That might explain why the President’s mandate continues to lose in court. Of the 14 cases heard so far, 10 of the 14 have been decided in freedom’s favor. But until Congress or the courts correct this problem for everyone, institutions will still have to choose between civil disobedience coupled with large fines–or violating their faith.

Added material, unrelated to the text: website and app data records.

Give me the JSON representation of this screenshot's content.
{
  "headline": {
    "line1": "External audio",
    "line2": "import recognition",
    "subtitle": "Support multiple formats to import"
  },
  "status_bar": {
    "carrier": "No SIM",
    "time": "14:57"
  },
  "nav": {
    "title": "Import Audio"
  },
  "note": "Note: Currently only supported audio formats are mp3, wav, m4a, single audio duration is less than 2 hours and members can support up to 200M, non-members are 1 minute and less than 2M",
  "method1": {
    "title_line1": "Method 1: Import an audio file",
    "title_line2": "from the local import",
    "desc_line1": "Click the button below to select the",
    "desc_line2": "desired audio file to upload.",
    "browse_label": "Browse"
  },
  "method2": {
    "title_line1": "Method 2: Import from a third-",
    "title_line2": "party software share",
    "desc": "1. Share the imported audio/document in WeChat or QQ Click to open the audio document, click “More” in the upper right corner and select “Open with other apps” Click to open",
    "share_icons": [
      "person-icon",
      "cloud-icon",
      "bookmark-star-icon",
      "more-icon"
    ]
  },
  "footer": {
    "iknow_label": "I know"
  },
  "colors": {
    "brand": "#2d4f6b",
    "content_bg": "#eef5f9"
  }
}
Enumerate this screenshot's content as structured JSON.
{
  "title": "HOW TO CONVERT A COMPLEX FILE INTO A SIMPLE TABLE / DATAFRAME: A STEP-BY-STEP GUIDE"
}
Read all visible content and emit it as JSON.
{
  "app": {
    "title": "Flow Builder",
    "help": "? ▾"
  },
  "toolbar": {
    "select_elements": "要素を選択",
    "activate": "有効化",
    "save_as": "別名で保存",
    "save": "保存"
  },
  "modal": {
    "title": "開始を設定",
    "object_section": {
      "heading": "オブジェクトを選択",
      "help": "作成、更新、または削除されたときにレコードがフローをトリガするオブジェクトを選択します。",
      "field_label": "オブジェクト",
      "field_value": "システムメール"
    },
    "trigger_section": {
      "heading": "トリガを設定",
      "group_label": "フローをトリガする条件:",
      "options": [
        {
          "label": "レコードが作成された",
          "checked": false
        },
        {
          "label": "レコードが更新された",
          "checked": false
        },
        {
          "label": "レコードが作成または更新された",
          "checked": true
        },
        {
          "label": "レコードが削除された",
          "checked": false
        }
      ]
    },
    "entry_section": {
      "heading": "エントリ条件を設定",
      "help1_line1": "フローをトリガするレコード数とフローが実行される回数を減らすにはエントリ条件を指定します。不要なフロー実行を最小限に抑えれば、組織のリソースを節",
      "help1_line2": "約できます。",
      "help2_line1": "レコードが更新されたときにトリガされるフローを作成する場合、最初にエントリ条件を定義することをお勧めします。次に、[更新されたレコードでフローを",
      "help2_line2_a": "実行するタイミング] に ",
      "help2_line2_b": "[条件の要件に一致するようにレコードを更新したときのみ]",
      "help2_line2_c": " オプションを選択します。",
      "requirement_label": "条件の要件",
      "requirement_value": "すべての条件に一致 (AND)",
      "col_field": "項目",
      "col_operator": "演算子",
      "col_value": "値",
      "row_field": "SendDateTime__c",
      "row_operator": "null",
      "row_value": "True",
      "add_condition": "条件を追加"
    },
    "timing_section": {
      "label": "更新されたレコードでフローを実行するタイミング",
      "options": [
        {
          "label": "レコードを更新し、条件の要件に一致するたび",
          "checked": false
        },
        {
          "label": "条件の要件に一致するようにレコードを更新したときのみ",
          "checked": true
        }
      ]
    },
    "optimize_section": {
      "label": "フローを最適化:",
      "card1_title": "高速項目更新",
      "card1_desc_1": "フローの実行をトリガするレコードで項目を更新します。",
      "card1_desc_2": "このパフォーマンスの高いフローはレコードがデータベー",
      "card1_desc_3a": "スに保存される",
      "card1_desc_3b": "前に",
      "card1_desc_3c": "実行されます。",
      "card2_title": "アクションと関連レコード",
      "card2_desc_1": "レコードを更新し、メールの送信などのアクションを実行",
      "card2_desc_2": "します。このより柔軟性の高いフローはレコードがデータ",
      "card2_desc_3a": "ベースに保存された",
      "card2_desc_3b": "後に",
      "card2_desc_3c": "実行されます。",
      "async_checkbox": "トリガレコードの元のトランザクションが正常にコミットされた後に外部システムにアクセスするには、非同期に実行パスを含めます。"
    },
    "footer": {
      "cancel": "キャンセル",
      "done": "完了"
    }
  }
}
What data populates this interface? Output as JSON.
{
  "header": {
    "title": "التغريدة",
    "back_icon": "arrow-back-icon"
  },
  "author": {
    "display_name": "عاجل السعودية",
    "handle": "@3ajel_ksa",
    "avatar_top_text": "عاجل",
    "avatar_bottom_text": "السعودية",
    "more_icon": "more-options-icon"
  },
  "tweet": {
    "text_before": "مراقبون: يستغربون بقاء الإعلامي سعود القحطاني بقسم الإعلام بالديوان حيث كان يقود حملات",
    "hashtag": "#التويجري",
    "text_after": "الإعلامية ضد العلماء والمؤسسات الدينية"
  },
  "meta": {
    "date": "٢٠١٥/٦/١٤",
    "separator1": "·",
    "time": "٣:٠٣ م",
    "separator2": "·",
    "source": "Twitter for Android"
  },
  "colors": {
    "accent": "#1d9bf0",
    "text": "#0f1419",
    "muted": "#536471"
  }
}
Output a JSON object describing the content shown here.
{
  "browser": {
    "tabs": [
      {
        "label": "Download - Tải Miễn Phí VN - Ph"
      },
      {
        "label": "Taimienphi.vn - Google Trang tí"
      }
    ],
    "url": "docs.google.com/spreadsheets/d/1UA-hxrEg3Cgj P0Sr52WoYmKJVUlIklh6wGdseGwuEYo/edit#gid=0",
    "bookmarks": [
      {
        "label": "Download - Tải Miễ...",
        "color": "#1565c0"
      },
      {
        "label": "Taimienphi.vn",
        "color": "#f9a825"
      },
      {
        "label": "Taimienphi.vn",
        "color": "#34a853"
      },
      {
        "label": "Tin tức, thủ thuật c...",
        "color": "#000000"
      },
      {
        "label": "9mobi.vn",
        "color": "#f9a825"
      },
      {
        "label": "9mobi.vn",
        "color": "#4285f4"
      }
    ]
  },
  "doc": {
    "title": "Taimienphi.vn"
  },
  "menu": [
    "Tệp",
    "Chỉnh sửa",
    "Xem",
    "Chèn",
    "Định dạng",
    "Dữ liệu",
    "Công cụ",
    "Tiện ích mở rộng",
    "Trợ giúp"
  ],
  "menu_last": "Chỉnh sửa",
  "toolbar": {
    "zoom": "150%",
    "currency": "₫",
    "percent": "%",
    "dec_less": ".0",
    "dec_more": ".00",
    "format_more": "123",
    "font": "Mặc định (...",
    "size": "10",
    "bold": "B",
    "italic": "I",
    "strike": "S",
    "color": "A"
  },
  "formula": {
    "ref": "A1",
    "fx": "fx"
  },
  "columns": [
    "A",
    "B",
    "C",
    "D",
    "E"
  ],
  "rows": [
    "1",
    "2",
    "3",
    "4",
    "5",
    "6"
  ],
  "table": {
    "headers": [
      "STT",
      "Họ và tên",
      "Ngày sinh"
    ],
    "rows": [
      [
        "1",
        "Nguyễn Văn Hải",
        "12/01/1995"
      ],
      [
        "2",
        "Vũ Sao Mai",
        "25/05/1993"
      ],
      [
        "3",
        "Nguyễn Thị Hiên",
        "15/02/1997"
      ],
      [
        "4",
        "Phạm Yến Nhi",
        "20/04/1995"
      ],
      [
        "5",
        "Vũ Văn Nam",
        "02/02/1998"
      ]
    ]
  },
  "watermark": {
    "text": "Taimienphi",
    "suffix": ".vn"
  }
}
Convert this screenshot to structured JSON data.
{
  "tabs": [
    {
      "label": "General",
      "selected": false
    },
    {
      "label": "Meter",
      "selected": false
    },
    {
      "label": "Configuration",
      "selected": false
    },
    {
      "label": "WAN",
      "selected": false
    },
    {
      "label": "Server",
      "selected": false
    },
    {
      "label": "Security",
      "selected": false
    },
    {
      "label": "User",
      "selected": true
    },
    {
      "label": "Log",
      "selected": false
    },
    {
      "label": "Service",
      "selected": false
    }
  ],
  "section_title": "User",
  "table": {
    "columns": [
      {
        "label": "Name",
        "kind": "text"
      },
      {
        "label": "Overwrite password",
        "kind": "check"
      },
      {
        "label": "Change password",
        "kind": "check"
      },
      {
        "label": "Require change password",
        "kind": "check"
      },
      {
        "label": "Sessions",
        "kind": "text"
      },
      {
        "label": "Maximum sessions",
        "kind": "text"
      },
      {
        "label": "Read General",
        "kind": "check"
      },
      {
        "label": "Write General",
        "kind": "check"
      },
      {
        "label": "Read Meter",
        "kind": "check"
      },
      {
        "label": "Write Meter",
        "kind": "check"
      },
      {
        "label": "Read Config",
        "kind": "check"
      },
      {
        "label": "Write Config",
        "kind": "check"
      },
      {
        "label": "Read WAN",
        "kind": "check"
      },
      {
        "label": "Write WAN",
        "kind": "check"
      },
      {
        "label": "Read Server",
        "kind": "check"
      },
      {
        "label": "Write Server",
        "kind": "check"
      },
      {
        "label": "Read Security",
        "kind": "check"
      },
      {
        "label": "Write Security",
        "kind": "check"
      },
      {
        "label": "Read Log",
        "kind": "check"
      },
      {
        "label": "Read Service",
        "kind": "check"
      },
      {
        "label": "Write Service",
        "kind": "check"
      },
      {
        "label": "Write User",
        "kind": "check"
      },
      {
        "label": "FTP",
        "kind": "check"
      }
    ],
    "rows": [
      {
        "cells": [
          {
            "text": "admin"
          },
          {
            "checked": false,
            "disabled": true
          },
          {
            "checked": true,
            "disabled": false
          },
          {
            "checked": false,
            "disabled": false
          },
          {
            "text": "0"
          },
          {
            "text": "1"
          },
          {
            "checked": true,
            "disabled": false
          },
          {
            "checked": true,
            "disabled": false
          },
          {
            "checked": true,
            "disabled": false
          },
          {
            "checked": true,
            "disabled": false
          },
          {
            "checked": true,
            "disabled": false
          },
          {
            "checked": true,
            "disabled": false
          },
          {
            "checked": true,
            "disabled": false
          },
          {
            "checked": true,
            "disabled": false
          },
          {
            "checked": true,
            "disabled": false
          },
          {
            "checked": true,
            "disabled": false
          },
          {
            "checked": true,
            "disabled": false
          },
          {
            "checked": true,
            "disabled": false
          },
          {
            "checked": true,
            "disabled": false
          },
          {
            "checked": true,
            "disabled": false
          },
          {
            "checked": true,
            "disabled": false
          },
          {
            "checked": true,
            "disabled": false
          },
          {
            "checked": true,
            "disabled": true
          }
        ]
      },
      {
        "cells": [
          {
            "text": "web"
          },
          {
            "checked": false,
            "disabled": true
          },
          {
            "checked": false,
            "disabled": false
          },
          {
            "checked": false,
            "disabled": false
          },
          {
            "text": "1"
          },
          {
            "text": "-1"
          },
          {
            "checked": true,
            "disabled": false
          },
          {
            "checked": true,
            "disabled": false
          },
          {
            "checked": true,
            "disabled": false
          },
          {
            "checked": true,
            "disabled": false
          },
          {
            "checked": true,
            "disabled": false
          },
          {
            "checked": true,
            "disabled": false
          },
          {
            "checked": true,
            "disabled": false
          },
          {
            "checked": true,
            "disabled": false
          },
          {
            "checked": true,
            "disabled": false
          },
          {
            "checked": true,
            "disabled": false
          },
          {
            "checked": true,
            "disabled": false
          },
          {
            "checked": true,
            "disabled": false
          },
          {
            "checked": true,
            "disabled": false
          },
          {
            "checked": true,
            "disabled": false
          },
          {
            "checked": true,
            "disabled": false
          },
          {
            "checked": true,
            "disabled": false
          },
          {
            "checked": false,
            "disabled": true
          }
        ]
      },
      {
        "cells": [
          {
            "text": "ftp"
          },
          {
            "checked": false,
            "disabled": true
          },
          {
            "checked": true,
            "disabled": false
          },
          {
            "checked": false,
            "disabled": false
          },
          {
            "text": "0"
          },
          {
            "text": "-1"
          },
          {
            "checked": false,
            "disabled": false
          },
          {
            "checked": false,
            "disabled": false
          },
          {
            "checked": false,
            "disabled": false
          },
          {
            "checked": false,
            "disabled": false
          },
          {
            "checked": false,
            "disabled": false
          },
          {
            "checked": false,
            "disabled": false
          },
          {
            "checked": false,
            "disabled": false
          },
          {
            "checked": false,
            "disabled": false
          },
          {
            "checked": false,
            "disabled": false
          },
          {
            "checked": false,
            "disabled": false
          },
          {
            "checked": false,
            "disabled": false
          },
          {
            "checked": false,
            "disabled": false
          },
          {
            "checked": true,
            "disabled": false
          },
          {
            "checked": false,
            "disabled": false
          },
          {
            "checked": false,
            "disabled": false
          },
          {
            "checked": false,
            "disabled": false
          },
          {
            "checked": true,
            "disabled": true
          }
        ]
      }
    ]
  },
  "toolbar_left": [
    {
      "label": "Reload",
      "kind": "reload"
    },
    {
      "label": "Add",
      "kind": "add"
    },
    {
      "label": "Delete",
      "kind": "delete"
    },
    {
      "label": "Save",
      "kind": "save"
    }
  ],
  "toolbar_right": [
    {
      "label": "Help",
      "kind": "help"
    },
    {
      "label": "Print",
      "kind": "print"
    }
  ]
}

LifeNews Note: Tony Perkins is the president of the Family Research Council.